*** Opening of PROVIDED RECORDS ***

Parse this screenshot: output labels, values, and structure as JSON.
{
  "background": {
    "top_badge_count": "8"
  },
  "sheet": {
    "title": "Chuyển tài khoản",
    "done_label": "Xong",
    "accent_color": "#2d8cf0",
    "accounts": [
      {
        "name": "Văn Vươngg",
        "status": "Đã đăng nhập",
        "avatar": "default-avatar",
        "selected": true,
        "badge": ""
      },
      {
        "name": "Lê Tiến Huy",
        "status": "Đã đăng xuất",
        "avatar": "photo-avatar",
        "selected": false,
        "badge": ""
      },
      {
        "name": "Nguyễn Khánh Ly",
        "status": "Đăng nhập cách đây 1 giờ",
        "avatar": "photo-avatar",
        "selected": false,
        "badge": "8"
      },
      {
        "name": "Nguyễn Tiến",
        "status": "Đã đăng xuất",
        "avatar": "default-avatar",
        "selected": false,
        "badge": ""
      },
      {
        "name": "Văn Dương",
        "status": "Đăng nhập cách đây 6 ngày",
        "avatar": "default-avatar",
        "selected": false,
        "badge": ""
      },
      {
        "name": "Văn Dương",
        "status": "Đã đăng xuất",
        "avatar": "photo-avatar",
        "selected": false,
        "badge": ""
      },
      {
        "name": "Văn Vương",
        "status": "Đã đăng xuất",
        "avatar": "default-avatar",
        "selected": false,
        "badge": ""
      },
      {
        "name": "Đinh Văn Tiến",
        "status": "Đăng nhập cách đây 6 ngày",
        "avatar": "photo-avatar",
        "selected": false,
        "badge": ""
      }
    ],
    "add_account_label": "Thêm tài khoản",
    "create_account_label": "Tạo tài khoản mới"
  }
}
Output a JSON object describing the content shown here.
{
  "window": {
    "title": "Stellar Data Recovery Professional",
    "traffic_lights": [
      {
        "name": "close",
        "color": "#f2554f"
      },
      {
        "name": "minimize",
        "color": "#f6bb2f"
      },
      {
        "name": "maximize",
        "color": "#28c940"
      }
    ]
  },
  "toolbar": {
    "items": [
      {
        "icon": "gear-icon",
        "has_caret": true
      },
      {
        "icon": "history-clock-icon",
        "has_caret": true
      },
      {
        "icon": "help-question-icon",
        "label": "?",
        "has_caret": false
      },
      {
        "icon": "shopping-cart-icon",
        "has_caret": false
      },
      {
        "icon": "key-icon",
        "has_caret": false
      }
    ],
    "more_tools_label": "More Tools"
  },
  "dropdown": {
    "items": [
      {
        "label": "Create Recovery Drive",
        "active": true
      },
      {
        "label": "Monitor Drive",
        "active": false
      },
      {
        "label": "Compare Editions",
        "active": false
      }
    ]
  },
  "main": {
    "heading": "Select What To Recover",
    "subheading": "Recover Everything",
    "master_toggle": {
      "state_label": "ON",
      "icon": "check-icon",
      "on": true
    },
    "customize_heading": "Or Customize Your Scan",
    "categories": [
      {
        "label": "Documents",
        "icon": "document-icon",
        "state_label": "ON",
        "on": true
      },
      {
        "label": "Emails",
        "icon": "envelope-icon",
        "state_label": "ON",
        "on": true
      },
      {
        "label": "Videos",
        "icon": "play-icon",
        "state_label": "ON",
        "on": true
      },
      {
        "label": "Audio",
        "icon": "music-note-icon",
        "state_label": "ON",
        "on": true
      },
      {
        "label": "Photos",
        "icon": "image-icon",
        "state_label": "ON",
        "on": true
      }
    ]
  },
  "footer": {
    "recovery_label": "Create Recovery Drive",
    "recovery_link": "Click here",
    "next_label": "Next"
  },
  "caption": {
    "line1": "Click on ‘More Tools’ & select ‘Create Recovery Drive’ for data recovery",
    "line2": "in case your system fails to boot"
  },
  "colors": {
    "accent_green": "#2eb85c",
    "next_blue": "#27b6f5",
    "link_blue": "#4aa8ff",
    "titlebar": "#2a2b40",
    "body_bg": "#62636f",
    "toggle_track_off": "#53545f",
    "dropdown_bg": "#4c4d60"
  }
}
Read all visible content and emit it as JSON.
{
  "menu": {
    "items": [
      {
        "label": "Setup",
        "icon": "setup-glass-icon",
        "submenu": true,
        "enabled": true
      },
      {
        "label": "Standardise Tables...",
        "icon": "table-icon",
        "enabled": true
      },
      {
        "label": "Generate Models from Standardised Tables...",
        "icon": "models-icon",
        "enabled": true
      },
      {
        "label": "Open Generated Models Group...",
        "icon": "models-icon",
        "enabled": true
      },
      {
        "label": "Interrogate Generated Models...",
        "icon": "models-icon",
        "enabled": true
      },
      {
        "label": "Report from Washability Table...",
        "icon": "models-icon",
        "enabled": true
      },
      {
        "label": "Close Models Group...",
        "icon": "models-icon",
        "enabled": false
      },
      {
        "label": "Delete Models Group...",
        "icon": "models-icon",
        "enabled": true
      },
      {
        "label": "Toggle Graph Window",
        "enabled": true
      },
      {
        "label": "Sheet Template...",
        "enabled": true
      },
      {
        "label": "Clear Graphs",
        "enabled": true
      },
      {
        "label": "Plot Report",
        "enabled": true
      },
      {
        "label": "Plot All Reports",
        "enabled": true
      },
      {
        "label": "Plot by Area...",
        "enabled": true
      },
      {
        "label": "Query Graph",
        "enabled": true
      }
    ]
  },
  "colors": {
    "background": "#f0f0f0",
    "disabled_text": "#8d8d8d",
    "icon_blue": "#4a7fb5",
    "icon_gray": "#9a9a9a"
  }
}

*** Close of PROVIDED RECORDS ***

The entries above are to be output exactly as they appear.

Parse this screenshot: output labels, values, and structure as JSON.
{
  "background": {
    "top_badge_count": "8"
  },
  "sheet": {
    "title": "Chuyển tài khoản",
    "done_label": "Xong",
    "accent_color": "#2d8cf0",
    "accounts": [
      {
        "name": "Văn Vươngg",
        "status": "Đã đăng nhập",
        "avatar": "default-avatar",
        "selected": true,
        "badge": ""
      },
      {
        "name": "Lê Tiến Huy",
        "status": "Đã đăng xuất",
        "avatar": "photo-avatar",
        "selected": false,
        "badge": ""
      },
      {
        "name": "Nguyễn Khánh Ly",
        "status": "Đăng nhập cách đây 1 giờ",
        "avatar": "photo-avatar",
        "selected": false,
        "badge": "8"
      },
      {
        "name": "Nguyễn Tiến",
        "status": "Đã đăng xuất",
        "avatar": "default-avatar",
        "selected": false,
        "badge": ""
      },
      {
        "name": "Văn Dương",
        "status": "Đăng nhập cách đây 6 ngày",
        "avatar": "default-avatar",
        "selected": false,
        "badge": ""
      },
      {
        "name": "Văn Dương",
        "status": "Đã đăng xuất",
        "avatar": "photo-avatar",
        "selected": false,
        "badge": ""
      },
      {
        "name": "Văn Vương",
        "status": "Đã đăng xuất",
        "avatar": "default-avatar",
        "selected": false,
        "badge": ""
      },
      {
        "name": "Đinh Văn Tiến",
        "status": "Đăng nhập cách đây 6 ngày",
        "avatar": "photo-avatar",
        "selected": false,
        "badge": ""
      }
    ],
    "add_account_label": "Thêm tài khoản",
    "create_account_label": "Tạo tài khoản mới"
  }
}
Output a JSON object describing the content shown here.
{
  "window": {
    "title": "Stellar Data Recovery Professional",
    "traffic_lights": [
      {
        "name": "close",
        "color": "#f2554f"
      },
      {
        "name": "minimize",
        "color": "#f6bb2f"
      },
      {
        "name": "maximize",
        "color": "#28c940"
      }
    ]
  },
  "toolbar": {
    "items": [
      {
        "icon": "gear-icon",
        "has_caret": true
      },
      {
        "icon": "history-clock-icon",
        "has_caret": true
      },
      {
        "icon": "help-question-icon",
        "label": "?",
        "has_caret": false
      },
      {
        "icon": "shopping-cart-icon",
        "has_caret": false
      },
      {
        "icon": "key-icon",
        "has_caret": false
      }
    ],
    "more_tools_label": "More Tools"
  },
  "dropdown": {
    "items": [
      {
        "label": "Create Recovery Drive",
        "active": true
      },
      {
        "label": "Monitor Drive",
        "active": false
      },
      {
        "label": "Compare Editions",
        "active": false
      }
    ]
  },
  "main": {
    "heading": "Select What To Recover",
    "subheading": "Recover Everything",
    "master_toggle": {
      "state_label": "ON",
      "icon": "check-icon",
      "on": true
    },
    "customize_heading": "Or Customize Your Scan",
    "categories": [
      {
        "label": "Documents",
        "icon": "document-icon",
        "state_label": "ON",
        "on": true
      },
      {
        "label": "Emails",
        "icon": "envelope-icon",
        "state_label": "ON",
        "on": true
      },
      {
        "label": "Videos",
        "icon": "play-icon",
        "state_label": "ON",
        "on": true
      },
      {
        "label": "Audio",
        "icon": "music-note-icon",
        "state_label": "ON",
        "on": true
      },
      {
        "label": "Photos",
        "icon": "image-icon",
        "state_label": "ON",
        "on": true
      }
    ]
  },
  "footer": {
    "recovery_label": "Create Recovery Drive",
    "recovery_link": "Click here",
    "next_label": "Next"
  },
  "caption": {
    "line1": "Click on ‘More Tools’ & select ‘Create Recovery Drive’ for data recovery",
    "line2": "in case your system fails to boot"
  },
  "colors": {
    "accent_green": "#2eb85c",
    "next_blue": "#27b6f5",
    "link_blue": "#4aa8ff",
    "titlebar": "#2a2b40",
    "body_bg": "#62636f",
    "toggle_track_off": "#53545f",
    "dropdown_bg": "#4c4d60"
  }
}
Read all visible content and emit it as JSON.
{
  "menu": {
    "items": [
      {
        "label": "Setup",
        "icon": "setup-glass-icon",
        "submenu": true,
        "enabled": true
      },
      {
        "label": "Standardise Tables...",
        "icon": "table-icon",
        "enabled": true
      },
      {
        "label": "Generate Models from Standardised Tables...",
        "icon": "models-icon",
        "enabled": true
      },
      {
        "label": "Open Generated Models Group...",
        "icon": "models-icon",
        "enabled": true
      },
      {
        "label": "Interrogate Generated Models...",
        "icon": "models-icon",
        "enabled": true
      },
      {
        "label": "Report from Washability Table...",
        "icon": "models-icon",
        "enabled": true
      },
      {
        "label": "Close Models Group...",
        "icon": "models-icon",
        "enabled": false
      },
      {
        "label": "Delete Models Group...",
        "icon": "models-icon",
        "enabled": true
      },
      {
        "label": "Toggle Graph Window",
        "enabled": true
      },
      {
        "label": "Sheet Template...",
        "enabled": true
      },
      {
        "label": "Clear Graphs",
        "enabled": true
      },
      {
        "label": "Plot Report",
        "enabled": true
      },
      {
        "label": "Plot All Reports",
        "enabled": true
      },
      {
        "label": "Plot by Area...",
        "enabled": true
      },
      {
        "label": "Query Graph",
        "enabled": true
      }
    ]
  },
  "colors": {
    "background": "#f0f0f0",
    "disabled_text": "#8d8d8d",
    "icon_blue": "#4a7fb5",
    "icon_gray": "#9a9a9a"
  }
}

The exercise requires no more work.